Sometimes summary is appropriate. When your hero has to make a long journey, but the journey itself isn’t what’s important to the story, you could put “he traveled across the Atlantic that spring, and arrived in Boston…” and get on with the Boston story. But if his ship is attacked by pirates, then you don’t put “he traveled across the Atlantic that spring. The ship was attacked by pirates, but he fought valiantly beside the ship’s crew. The pirates were defeated, and a week later the ship arrived in Boston.”
No, no, no. Pirate attack? Valiant battle? That needs two or three whole scenes right there. At least.
Painful personal account: Years ago, in an early draft of my first novel, the fight scene in which the heroine was captured was about a page and a half and amounted to “they fought for a while, and then she was knocked out.” I’m exaggerating—it wasn’t quite that brief. But I had used narrative summary to skim over a critical turning point in the story. As my writing coach told me at the time “that is unacceptable.”
I needed to describe the whole thing, blow by blow. I didn’t want to. Fight scenes are hard to write, and I don’t enjoy them.
It took a whole afternoon, and a couple pots of tea, but I did it. I would write a sentence, get up, pace around, try to visualize the fight, go back write another sentence, repeat…and periodically realize half of what I had done was crap. Rewrite. Repeat. Wore me out. This is the hard work of writing, and it must be done, no matter how painful it is for us or our characters.
Narrative summary simply cannot be used at crucial turning points. It is only appropriate for describing things that are not important to the story but that are necessary for the reader to make a transition from one part of the story to another.
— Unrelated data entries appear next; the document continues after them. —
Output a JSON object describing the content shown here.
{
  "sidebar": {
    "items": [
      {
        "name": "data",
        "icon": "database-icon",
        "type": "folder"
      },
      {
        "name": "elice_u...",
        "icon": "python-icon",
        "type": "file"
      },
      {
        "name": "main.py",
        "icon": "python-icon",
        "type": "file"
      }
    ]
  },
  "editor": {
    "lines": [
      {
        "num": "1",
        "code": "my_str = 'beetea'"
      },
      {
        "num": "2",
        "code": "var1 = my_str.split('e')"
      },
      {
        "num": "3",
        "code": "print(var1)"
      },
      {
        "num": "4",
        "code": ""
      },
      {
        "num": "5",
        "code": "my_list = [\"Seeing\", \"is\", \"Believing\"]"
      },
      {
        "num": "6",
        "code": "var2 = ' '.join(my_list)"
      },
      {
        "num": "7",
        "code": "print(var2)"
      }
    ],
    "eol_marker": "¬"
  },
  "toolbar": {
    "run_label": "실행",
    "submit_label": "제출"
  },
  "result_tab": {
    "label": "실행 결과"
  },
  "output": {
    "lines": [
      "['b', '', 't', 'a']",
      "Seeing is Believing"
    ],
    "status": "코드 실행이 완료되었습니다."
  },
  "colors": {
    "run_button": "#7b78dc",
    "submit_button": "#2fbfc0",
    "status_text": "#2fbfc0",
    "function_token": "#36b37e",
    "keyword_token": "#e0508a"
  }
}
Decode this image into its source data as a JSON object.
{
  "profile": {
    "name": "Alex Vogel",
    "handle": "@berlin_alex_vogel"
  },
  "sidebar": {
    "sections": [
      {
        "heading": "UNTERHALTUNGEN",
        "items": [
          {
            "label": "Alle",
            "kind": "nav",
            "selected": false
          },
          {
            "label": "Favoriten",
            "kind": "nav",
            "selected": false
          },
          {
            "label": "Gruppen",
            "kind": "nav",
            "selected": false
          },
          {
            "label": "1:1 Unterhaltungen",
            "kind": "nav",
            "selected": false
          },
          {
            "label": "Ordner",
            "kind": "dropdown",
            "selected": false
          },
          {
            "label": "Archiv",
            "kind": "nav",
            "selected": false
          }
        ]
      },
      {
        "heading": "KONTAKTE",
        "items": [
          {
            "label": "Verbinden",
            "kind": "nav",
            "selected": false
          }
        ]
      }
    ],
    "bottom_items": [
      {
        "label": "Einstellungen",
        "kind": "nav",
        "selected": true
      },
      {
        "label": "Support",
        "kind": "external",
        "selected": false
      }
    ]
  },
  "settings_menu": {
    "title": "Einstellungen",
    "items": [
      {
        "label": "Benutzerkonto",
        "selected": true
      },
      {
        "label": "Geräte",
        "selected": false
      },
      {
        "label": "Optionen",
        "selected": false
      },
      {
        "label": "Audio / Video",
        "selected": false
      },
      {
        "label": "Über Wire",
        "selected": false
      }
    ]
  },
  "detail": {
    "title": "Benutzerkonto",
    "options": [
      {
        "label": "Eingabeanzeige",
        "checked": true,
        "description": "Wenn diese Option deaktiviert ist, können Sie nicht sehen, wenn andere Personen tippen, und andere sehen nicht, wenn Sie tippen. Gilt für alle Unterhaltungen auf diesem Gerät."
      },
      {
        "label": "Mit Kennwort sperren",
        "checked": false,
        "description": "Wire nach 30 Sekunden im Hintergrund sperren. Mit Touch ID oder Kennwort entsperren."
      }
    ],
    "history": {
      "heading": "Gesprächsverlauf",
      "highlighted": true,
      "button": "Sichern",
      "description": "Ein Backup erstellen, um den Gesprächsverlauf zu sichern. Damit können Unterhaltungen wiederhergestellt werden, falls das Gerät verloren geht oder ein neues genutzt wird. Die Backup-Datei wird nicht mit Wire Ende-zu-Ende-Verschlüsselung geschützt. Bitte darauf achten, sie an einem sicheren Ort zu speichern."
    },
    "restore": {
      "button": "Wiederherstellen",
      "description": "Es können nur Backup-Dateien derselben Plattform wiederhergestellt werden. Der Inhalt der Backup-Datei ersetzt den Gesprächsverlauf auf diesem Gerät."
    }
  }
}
Is it summary, or is it infodump?
Another place “telling” shows up in manuscripts is when the author (or a character in the story) starts explaining things. This can be done well, but it can also be deadly, which is why we often caution authors to Resist the Urge to Explain.
Sometimes it is efficient to just slip in a sentence or two summarizing some point. Let’s take our man on the ship to Boston. If these are the days leading up to the American Revolution, a sentence or two would be appropriate to orient the reader in the historical period. This could easily be done with a single line of introspection from the viewpoint character.
Since the rebels had dumped the East India Company’s tea into the harbor at Boston, his employer had sent him to insure the safety of their own ships.
The same information could be contained in a line of dialog between the traveler and the ship’s captain.
Done. Get on with the story. A long passage of summary about tea, taxes, and the rebellion would be inappropriate. That would be the kind of infodump I call a research report.
Next time: The difference between Abstract Storytelling and Full Dramatization.